India Gate — Built as a memorial to commemorate the 70,000 India soldiers killed in World War I, India Gate was designed by Sir Edwin Lutyens and completed in 1931. Located on Rajpath, the road that leads to the magnificent Rashtrapati Bhawan, the gate is 160 feet high with an arch of 138 feet. Built from sandstone, the arch also houses the Eternal Flame, a gesture in memory of the Indian soldiers who laid their lives in the 1971 war with Pakistan.
The Secretariat Complex — Popularly known as the North Block and South Block the present seat of the ministry of Finance and External affairs respectively was the original Secretariat built on Raisina hill. These imposing structures are topped with Chatris on the corners giving it a typical oriental look.
Rashtrapati Bhavan & Mughal Gardens — Formely the Viceregal Lodge, the building is the highlight of Lutyen’s New Delhi and was completed in 1929 at a cost of 12,53,000 pound sterling. Located in an area of 130 hectares, the palace has 340 rooms. At one time, 2,000 people were required to look after the building and serve the Viceroy’s household. The lodge also has impressive garden called the Mughal Garden, which is open to public twice in a year, usually in February and March.
Parliament House — The seat of Indian Parliament is a marvelous piece of architecture designed by the famed architect Lutyens and constructed under the direct supervision of Sir Herbert Baker. Visitors are not allowed to loiter inside the building without special permission, for security reasons. For the foreign visitors permits are given only after they obtain an introductory letter from the respective embassy. Designed as a circular structure, the House is 171 meters in diameter and about one-third of a mile in circumference. The two semicircular house chambers flank the Central Hall with its impressive dome. The building has a continuous open corridor on the first floor fringed with a colonnade of 144 creamy sandstone pillars. The exterior walls of red sandstone are carved in geometric patterns that echo Moghul jaalis. It is a marvellous piece of architecture which can be admired only from outside on account of security restrictions. It is domed almost circular structure about a kilometer in circumference and is the seat of the Indian Parliament. During the sessions of Parliament there is a flurry of activity in and around the structure.

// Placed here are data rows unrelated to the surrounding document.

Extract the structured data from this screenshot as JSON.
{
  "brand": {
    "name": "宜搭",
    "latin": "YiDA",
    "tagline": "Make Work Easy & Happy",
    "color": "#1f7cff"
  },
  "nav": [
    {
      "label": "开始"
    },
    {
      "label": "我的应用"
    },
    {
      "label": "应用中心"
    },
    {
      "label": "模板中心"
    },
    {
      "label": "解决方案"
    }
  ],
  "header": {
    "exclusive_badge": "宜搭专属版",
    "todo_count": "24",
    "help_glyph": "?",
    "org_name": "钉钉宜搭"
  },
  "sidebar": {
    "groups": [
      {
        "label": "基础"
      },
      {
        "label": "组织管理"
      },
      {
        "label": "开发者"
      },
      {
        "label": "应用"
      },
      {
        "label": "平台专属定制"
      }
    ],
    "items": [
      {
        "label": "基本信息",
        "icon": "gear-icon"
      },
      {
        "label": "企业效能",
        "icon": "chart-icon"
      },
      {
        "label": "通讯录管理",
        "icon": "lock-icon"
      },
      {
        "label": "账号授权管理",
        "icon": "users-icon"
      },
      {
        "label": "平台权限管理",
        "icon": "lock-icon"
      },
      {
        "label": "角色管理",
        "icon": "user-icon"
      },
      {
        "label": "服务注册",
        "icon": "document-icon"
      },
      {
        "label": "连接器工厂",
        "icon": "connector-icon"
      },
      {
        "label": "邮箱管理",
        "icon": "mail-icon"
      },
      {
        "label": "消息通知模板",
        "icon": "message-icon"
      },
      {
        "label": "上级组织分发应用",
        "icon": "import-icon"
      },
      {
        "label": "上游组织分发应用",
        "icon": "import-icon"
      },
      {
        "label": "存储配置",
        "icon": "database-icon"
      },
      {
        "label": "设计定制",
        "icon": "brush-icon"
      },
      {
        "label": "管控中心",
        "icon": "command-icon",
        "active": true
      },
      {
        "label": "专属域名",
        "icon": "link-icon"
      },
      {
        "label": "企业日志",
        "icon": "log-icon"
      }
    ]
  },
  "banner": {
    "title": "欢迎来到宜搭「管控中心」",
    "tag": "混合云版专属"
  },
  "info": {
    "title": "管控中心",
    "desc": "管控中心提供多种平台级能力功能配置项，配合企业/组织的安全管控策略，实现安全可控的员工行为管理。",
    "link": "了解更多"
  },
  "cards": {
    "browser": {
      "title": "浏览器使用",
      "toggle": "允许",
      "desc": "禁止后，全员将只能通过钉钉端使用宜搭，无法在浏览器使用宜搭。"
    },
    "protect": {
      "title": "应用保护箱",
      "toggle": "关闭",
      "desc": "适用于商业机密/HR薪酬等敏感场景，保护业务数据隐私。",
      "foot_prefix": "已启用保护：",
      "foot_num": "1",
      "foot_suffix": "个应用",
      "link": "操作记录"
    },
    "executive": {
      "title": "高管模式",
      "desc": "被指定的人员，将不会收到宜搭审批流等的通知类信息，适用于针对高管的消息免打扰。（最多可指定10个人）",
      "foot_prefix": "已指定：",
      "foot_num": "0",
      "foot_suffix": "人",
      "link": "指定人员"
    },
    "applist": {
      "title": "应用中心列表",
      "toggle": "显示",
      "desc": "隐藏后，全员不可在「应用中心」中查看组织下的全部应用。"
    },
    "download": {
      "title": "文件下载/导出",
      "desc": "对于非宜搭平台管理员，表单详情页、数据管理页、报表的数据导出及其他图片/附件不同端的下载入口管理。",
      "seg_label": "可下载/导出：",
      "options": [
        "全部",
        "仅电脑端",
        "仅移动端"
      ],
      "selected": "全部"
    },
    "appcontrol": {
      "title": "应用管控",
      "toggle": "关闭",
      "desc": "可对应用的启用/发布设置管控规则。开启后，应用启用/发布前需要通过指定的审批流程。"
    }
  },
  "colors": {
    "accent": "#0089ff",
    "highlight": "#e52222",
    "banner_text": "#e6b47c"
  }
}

Teen Murti House — The Teen Murti Bhavan housed the first Prime Minister of India, Jawaharlal Nehru. It was designed by Robert Tor Russel, the architect of Connaught Place, and the Eastern and Western Courts on Janpath. The Bhavan was originally the residence of the Commander-in-Chief of the British Forces in India. However, after independence the house was taken over as the residence of Jawaharlal Nehru. And on his death, the house was converted into a national memorial comprising a library and a museum. The library is one of the finest ones for information on modern Indian history. The house gets its name after the Teen Murti (three statues) Memorial, which stands on its extensive grounds. The memorial was built in memory of the Indian soldiers who perished in World War I. The Bhavan is closed to public on Mondays and on all public holidays.